Component data from apps and pages
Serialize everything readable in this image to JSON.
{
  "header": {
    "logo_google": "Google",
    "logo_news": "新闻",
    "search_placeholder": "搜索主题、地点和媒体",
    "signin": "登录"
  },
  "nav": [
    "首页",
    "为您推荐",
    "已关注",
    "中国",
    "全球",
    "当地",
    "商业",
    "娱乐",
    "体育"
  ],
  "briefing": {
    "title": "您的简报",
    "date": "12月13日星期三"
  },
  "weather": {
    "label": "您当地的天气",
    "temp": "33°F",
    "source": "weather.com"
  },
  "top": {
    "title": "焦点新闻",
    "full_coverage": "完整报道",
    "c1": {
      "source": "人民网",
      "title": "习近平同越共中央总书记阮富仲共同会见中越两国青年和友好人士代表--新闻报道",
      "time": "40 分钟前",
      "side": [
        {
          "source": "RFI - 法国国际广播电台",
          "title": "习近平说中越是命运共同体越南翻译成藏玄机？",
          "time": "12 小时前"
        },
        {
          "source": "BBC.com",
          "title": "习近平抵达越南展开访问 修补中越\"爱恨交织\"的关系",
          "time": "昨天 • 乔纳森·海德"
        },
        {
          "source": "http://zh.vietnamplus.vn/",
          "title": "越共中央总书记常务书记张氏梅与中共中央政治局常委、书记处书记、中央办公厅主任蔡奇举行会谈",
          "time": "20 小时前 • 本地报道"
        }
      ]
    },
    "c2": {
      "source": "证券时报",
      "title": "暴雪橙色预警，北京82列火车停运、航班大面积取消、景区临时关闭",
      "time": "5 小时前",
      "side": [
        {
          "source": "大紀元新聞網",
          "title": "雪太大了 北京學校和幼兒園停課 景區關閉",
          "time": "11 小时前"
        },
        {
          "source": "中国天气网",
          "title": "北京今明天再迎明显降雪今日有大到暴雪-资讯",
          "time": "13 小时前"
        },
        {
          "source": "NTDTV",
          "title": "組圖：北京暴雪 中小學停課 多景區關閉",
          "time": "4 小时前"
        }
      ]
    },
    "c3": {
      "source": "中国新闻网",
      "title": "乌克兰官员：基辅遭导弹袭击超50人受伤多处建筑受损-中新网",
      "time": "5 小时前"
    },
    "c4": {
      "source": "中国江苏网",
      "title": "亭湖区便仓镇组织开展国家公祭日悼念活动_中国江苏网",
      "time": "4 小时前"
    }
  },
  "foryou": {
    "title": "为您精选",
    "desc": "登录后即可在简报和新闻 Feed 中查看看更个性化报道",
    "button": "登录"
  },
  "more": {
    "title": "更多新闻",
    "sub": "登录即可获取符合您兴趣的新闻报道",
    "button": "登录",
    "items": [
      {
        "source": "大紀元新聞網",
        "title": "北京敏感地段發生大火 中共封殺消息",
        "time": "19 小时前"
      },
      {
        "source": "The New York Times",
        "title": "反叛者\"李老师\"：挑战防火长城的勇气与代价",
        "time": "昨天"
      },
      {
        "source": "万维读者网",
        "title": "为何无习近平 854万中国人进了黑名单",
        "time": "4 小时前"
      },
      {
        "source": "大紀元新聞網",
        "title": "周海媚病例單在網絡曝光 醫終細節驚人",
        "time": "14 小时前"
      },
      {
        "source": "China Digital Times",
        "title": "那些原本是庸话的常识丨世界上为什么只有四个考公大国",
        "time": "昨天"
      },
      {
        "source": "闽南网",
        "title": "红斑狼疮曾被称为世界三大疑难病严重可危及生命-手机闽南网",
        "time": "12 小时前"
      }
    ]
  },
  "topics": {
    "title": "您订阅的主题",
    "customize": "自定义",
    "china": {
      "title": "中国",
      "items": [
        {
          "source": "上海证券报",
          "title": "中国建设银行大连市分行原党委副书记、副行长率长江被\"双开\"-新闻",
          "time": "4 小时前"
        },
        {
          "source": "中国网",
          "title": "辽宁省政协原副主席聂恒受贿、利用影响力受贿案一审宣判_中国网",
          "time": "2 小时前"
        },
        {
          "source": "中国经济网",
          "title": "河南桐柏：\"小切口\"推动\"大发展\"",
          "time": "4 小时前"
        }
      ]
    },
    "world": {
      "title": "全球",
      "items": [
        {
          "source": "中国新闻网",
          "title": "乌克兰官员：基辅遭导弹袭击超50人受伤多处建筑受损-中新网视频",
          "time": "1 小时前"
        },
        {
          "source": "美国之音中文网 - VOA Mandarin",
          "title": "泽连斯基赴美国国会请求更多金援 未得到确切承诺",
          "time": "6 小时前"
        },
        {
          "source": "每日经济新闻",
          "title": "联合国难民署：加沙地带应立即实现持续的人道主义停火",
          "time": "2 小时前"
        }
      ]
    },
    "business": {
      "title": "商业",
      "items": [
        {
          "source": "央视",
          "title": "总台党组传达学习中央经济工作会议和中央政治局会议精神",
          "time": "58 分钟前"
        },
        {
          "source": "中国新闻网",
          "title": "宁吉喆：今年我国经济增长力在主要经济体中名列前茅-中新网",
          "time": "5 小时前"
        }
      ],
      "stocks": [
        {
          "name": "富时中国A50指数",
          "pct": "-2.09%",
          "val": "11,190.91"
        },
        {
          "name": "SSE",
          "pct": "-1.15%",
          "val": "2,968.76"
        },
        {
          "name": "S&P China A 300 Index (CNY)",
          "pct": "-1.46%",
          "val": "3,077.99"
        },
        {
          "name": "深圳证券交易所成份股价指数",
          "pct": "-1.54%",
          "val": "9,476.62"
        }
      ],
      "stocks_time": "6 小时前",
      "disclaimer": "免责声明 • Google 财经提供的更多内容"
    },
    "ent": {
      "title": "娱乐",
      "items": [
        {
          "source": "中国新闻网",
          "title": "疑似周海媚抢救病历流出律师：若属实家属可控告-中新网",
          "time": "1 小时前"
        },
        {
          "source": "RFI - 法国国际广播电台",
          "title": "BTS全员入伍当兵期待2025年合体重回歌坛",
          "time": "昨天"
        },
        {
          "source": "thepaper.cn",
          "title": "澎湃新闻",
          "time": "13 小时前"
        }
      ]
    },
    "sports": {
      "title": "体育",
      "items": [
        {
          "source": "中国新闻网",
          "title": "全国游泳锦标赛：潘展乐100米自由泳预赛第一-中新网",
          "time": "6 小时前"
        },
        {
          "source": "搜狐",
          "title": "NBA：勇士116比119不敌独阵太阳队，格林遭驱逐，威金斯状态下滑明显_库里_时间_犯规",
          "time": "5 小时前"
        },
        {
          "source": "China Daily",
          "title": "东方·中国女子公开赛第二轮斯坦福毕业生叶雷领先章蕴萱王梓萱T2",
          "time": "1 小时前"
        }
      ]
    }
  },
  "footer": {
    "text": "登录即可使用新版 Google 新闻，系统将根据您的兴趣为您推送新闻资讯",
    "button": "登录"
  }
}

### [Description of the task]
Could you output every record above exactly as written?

### [Result below]
Serialize everything readable in this image to JSON.
{
  "header": {
    "logo_google": "Google",
    "logo_news": "新闻",
    "search_placeholder": "搜索主题、地点和媒体",
    "signin": "登录"
  },
  "nav": [
    "首页",
    "为您推荐",
    "已关注",
    "中国",
    "全球",
    "当地",
    "商业",
    "娱乐",
    "体育"
  ],
  "briefing": {
    "title": "您的简报",
    "date": "12月13日星期三"
  },
  "weather": {
    "label": "您当地的天气",
    "temp": "33°F",
    "source": "weather.com"
  },
  "top": {
    "title": "焦点新闻",
    "full_coverage": "完整报道",
    "c1": {
      "source": "人民网",
      "title": "习近平同越共中央总书记阮富仲共同会见中越两国青年和友好人士代表--新闻报道",
      "time": "40 分钟前",
      "side": [
        {
          "source": "RFI - 法国国际广播电台",
          "title": "习近平说中越是命运共同体越南翻译成藏玄机？",
          "time": "12 小时前"
        },
        {
          "source": "BBC.com",
          "title": "习近平抵达越南展开访问 修补中越\"爱恨交织\"的关系",
          "time": "昨天 • 乔纳森·海德"
        },
        {
          "source": "http://zh.vietnamplus.vn/",
          "title": "越共中央总书记常务书记张氏梅与中共中央政治局常委、书记处书记、中央办公厅主任蔡奇举行会谈",
          "time": "20 小时前 • 本地报道"
        }
      ]
    },
    "c2": {
      "source": "证券时报",
      "title": "暴雪橙色预警，北京82列火车停运、航班大面积取消、景区临时关闭",
      "time": "5 小时前",
      "side": [
        {
          "source": "大紀元新聞網",
          "title": "雪太大了 北京學校和幼兒園停課 景區關閉",
          "time": "11 小时前"
        },
        {
          "source": "中国天气网",
          "title": "北京今明天再迎明显降雪今日有大到暴雪-资讯",
          "time": "13 小时前"
        },
        {
          "source": "NTDTV",
          "title": "組圖：北京暴雪 中小學停課 多景區關閉",
          "time": "4 小时前"
        }
      ]
    },
    "c3": {
      "source": "中国新闻网",
      "title": "乌克兰官员：基辅遭导弹袭击超50人受伤多处建筑受损-中新网",
      "time": "5 小时前"
    },
    "c4": {
      "source": "中国江苏网",
      "title": "亭湖区便仓镇组织开展国家公祭日悼念活动_中国江苏网",
      "time": "4 小时前"
    }
  },
  "foryou": {
    "title": "为您精选",
    "desc": "登录后即可在简报和新闻 Feed 中查看看更个性化报道",
    "button": "登录"
  },
  "more": {
    "title": "更多新闻",
    "sub": "登录即可获取符合您兴趣的新闻报道",
    "button": "登录",
    "items": [
      {
        "source": "大紀元新聞網",
        "title": "北京敏感地段發生大火 中共封殺消息",
        "time": "19 小时前"
      },
      {
        "source": "The New York Times",
        "title": "反叛者\"李老师\"：挑战防火长城的勇气与代价",
        "time": "昨天"
      },
      {
        "source": "万维读者网",
        "title": "为何无习近平 854万中国人进了黑名单",
        "time": "4 小时前"
      },
      {
        "source": "大紀元新聞網",
        "title": "周海媚病例單在網絡曝光 醫終細節驚人",
        "time": "14 小时前"
      },
      {
        "source": "China Digital Times",
        "title": "那些原本是庸话的常识丨世界上为什么只有四个考公大国",
        "time": "昨天"
      },
      {
        "source": "闽南网",
        "title": "红斑狼疮曾被称为世界三大疑难病严重可危及生命-手机闽南网",
        "time": "12 小时前"
      }
    ]
  },
  "topics": {
    "title": "您订阅的主题",
    "customize": "自定义",
    "china": {
      "title": "中国",
      "items": [
        {
          "source": "上海证券报",
          "title": "中国建设银行大连市分行原党委副书记、副行长率长江被\"双开\"-新闻",
          "time": "4 小时前"
        },
        {
          "source": "中国网",
          "title": "辽宁省政协原副主席聂恒受贿、利用影响力受贿案一审宣判_中国网",
          "time": "2 小时前"
        },
        {
          "source": "中国经济网",
          "title": "河南桐柏：\"小切口\"推动\"大发展\"",
          "time": "4 小时前"
        }
      ]
    },
    "world": {
      "title": "全球",
      "items": [
        {
          "source": "中国新闻网",
          "title": "乌克兰官员：基辅遭导弹袭击超50人受伤多处建筑受损-中新网视频",
          "time": "1 小时前"
        },
        {
          "source": "美国之音中文网 - VOA Mandarin",
          "title": "泽连斯基赴美国国会请求更多金援 未得到确切承诺",
          "time": "6 小时前"
        },
        {
          "source": "每日经济新闻",
          "title": "联合国难民署：加沙地带应立即实现持续的人道主义停火",
          "time": "2 小时前"
        }
      ]
    },
    "business": {
      "title": "商业",
      "items": [
        {
          "source": "央视",
          "title": "总台党组传达学习中央经济工作会议和中央政治局会议精神",
          "time": "58 分钟前"
        },
        {
          "source": "中国新闻网",
          "title": "宁吉喆：今年我国经济增长力在主要经济体中名列前茅-中新网",
          "time": "5 小时前"
        }
      ],
      "stocks": [
        {
          "name": "富时中国A50指数",
          "pct": "-2.09%",
          "val": "11,190.91"
        },
        {
          "name": "SSE",
          "pct": "-1.15%",
          "val": "2,968.76"
        },
        {
          "name": "S&P China A 300 Index (CNY)",
          "pct": "-1.46%",
          "val": "3,077.99"
        },
        {
          "name": "深圳证券交易所成份股价指数",
          "pct": "-1.54%",
          "val": "9,476.62"
        }
      ],
      "stocks_time": "6 小时前",
      "disclaimer": "免责声明 • Google 财经提供的更多内容"
    },
    "ent": {
      "title": "娱乐",
      "items": [
        {
          "source": "中国新闻网",
          "title": "疑似周海媚抢救病历流出律师：若属实家属可控告-中新网",
          "time": "1 小时前"
        },
        {
          "source": "RFI - 法国国际广播电台",
          "title": "BTS全员入伍当兵期待2025年合体重回歌坛",
          "time": "昨天"
        },
        {
          "source": "thepaper.cn",
          "title": "澎湃新闻",
          "time": "13 小时前"
        }
      ]
    },
    "sports": {
      "title": "体育",
      "items": [
        {
          "source": "中国新闻网",
          "title": "全国游泳锦标赛：潘展乐100米自由泳预赛第一-中新网",
          "time": "6 小时前"
        },
        {
          "source": "搜狐",
          "title": "NBA：勇士116比119不敌独阵太阳队，格林遭驱逐，威金斯状态下滑明显_库里_时间_犯规",
          "time": "5 小时前"
        },
        {
          "source": "China Daily",
          "title": "东方·中国女子公开赛第二轮斯坦福毕业生叶雷领先章蕴萱王梓萱T2",
          "time": "1 小时前"
        }
      ]
    }
  },
  "footer": {
    "text": "登录即可使用新版 Google 新闻，系统将根据您的兴趣为您推送新闻资讯",
    "button": "登录"
  }
}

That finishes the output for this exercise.